The 2015 United Auto Workers union contracts with General Motors Co., Ford Motor Co. and Fiat Chrysler Automobiles NV allow the companies to alter hourly-worker health plans if they are likely to trigger a 40% federal tax on some high-cost health-care plans. The most likely change: adding yearly deductibles for affected workers.
ObamaCare plans have substantially raised the amount of cost sharing they require for drugs. Often they don’t cover any specialty drug costs until a patient has hit their deductible. There is also the issue of the dwindling number of specialty drugs that health plans include in their formularies, and provide any coverage for. Almost all of the “Silver” plans offered under ObamaCare sport closed drug formularies, where there’s no coverage for drugs not listed on the narrow formulary lists. This means when a drug doesn’t make a health plans list, consumers are completely uncovered.
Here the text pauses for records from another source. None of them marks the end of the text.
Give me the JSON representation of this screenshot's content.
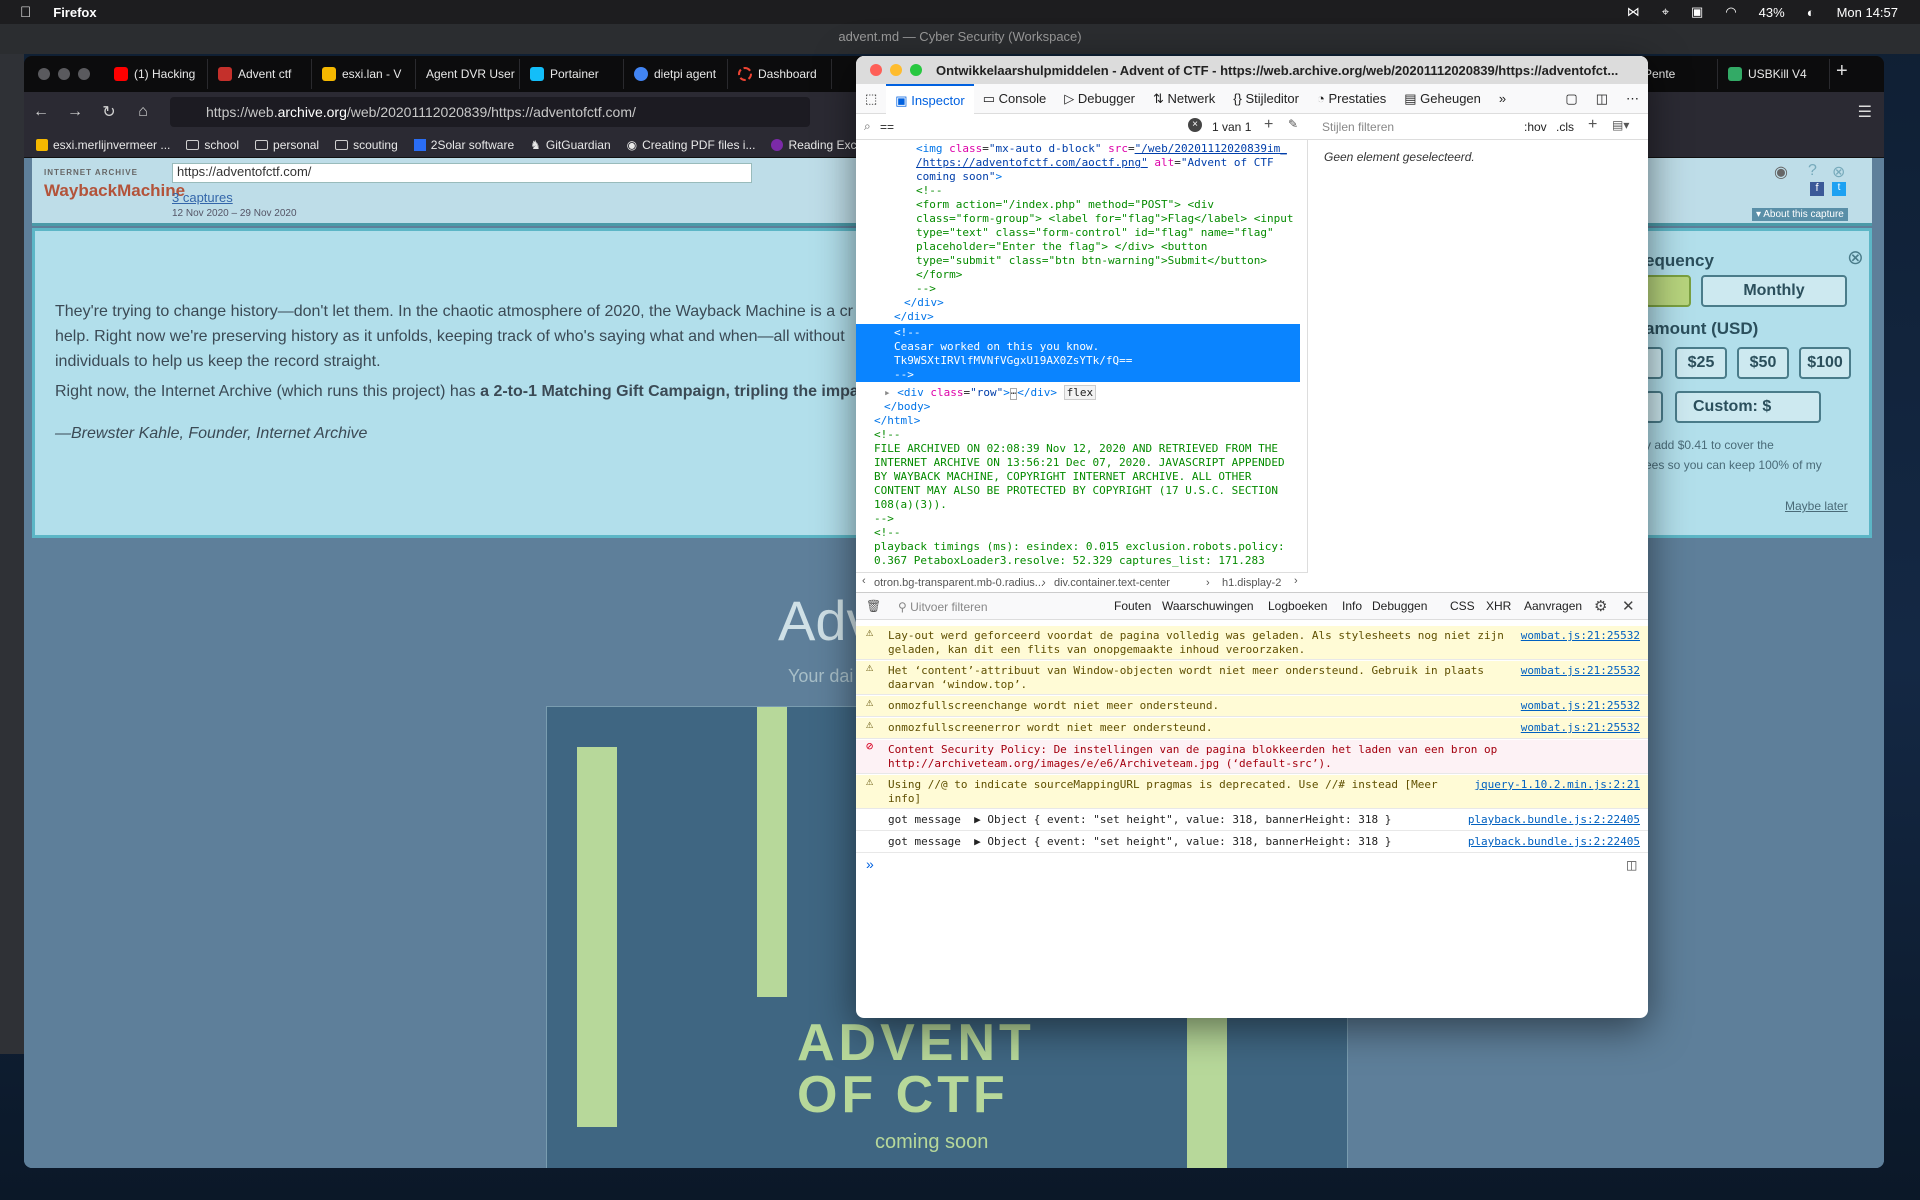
{
  "menubar": {
    "app": "Firefox",
    "battery": "43%",
    "clock": "Mon 14:57"
  },
  "vscode": {
    "title": "advent.md — Cyber Security (Workspace)"
  },
  "firefox": {
    "tabs": [
      {
        "label": "(1) Hacking",
        "color": "#ff0000"
      },
      {
        "label": "Advent ctf",
        "color": "#c4302b"
      },
      {
        "label": "esxi.lan - V",
        "color": "#f5b800"
      },
      {
        "label": "Agent DVR User",
        "color": "#444"
      },
      {
        "label": "Portainer",
        "color": "#13bef9"
      },
      {
        "label": "dietpi agent",
        "color": "#4285f4"
      },
      {
        "label": "Dashboard",
        "color": "#e43"
      }
    ],
    "tabs_right": [
      {
        "label": "D Pente",
        "color": "#555"
      },
      {
        "label": "USBKill V4",
        "color": "#3a6"
      }
    ],
    "url_prefix": "https://web.",
    "url_domain": "archive.org",
    "url_rest": "/web/20201112020839/https://adventofctf.com/",
    "bookmarks": [
      "esxi.merlijnvermeer ...",
      "school",
      "personal",
      "scouting",
      "2Solar software",
      "GitGuardian",
      "Creating PDF files i...",
      "Reading Excel"
    ]
  },
  "wayback": {
    "logo_top": "INTERNET ARCHIVE",
    "logo": "WaybackMachine",
    "url": "https://adventofctf.com/",
    "captures": "3 captures",
    "dates": "12 Nov 2020 – 29 Nov 2020",
    "about": "▾ About this capture"
  },
  "donation": {
    "p1": "They're trying to change history—don't let them. In the chaotic atmosphere of 2020, the Wayback Machine is a cr",
    "p1b": "help. Right now we're preserving history as it unfolds, keeping track of who's saying what and when—all without",
    "p1c": "individuals to help us keep the record straight.",
    "p2": "Right now, the Internet Archive (which runs this project) has ",
    "p2b": "a 2-to-1 Matching Gift Campaign, tripling the impa",
    "quote": "—Brewster Kahle, Founder, Internet Archive",
    "freq": "equency",
    "monthly": "Monthly",
    "amount": "amount (USD)",
    "a25": "$25",
    "a50": "$50",
    "a100": "$100",
    "custom": "Custom: $",
    "fee1": "y add $0.41 to cover the",
    "fee2": "ees so you can keep 100% of my",
    "maybe": "Maybe later"
  },
  "advent": {
    "title": "Adv",
    "subtitle": "Your dai",
    "logo1": "ADVENT",
    "logo2": "OF CTF",
    "logo3": "coming soon"
  },
  "devtools": {
    "title": "Ontwikkelaarshulpmiddelen - Advent of CTF - https://web.archive.org/web/20201112020839/https://adventofct...",
    "tabs": [
      "Inspector",
      "Console",
      "Debugger",
      "Netwerk",
      "Stijleditor",
      "Prestaties",
      "Geheugen"
    ],
    "search": "==",
    "search_count": "1 van 1",
    "rules_filter": "Stijlen filteren",
    "hov": ":hov",
    "cls": ".cls",
    "no_element": "Geen element geselecteerd.",
    "breadcrumbs": [
      "otron.bg-transparent.mb-0.radius...",
      "div.container.text-center",
      "h1.display-2"
    ],
    "comment_line1": "Ceasar worked on this you know.",
    "comment_line2": "Tk9WSXtIRVlfMVNfVGgxU19AX0ZsYTk/fQ==",
    "console_filter": "Uitvoer filteren",
    "console_cats": [
      "Fouten",
      "Waarschuwingen",
      "Logboeken",
      "Info",
      "Debuggen",
      "CSS",
      "XHR",
      "Aanvragen"
    ],
    "messages": [
      {
        "type": "warn",
        "text": "Lay-out werd geforceerd voordat de pagina volledig was geladen. Als stylesheets nog niet zijn\ngeladen, kan dit een flits van onopgemaakte inhoud veroorzaken.",
        "src": "wombat.js:21:25532"
      },
      {
        "type": "warn",
        "text": "Het ‘content’-attribuut van Window-objecten wordt niet meer ondersteund. Gebruik in plaats\ndaarvan ‘window.top’.",
        "src": "wombat.js:21:25532"
      },
      {
        "type": "warn",
        "text": "onmozfullscreenchange wordt niet meer ondersteund.",
        "src": "wombat.js:21:25532"
      },
      {
        "type": "warn",
        "text": "onmozfullscreenerror wordt niet meer ondersteund.",
        "src": "wombat.js:21:25532"
      },
      {
        "type": "err",
        "text": "Content Security Policy: De instellingen van de pagina blokkeerden het laden van een bron op\nhttp://archiveteam.org/images/e/e6/Archiveteam.jpg (‘default-src’).",
        "src": ""
      },
      {
        "type": "warn",
        "text": "Using //@ to indicate sourceMappingURL pragmas is deprecated. Use //# instead [Meer\ninfo]",
        "src": "jquery-1.10.2.min.js:2:21"
      },
      {
        "type": "log",
        "text": "got message  ▶ Object { event: \"set height\", value: 318, bannerHeight: 318 }",
        "src": "playback.bundle.js:2:22405"
      },
      {
        "type": "log",
        "text": "got message  ▶ Object { event: \"set height\", value: 318, bannerHeight: 318 }",
        "src": "playback.bundle.js:2:22405"
      }
    ],
    "prompt": "»"
  }
}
Instead of more federal regulation and subsidies, what U.S. health care needs is adoption of market principles, starting with broad empowerment of the patient-consumer. The proposals advanced in this volume would replace many counterproductive and outdated federal policies with practical, market-based reforms that aim to provide all Americans with access to high-quality health care at affordable prices.
Community Health Options, a not-for-profit co-op insurance company based in Maine that also sells health plans in New Hampshire, will limit individual enrollments later this month because of “higher-than-expected claims costs.”
It’s an inauspicious sign for the company, which was one of the few successful co-ops created by the Affordable Care Act. Twelve of the ACA’s 23 co-ops have folded or are in the process of closing down, all of which occurred this year.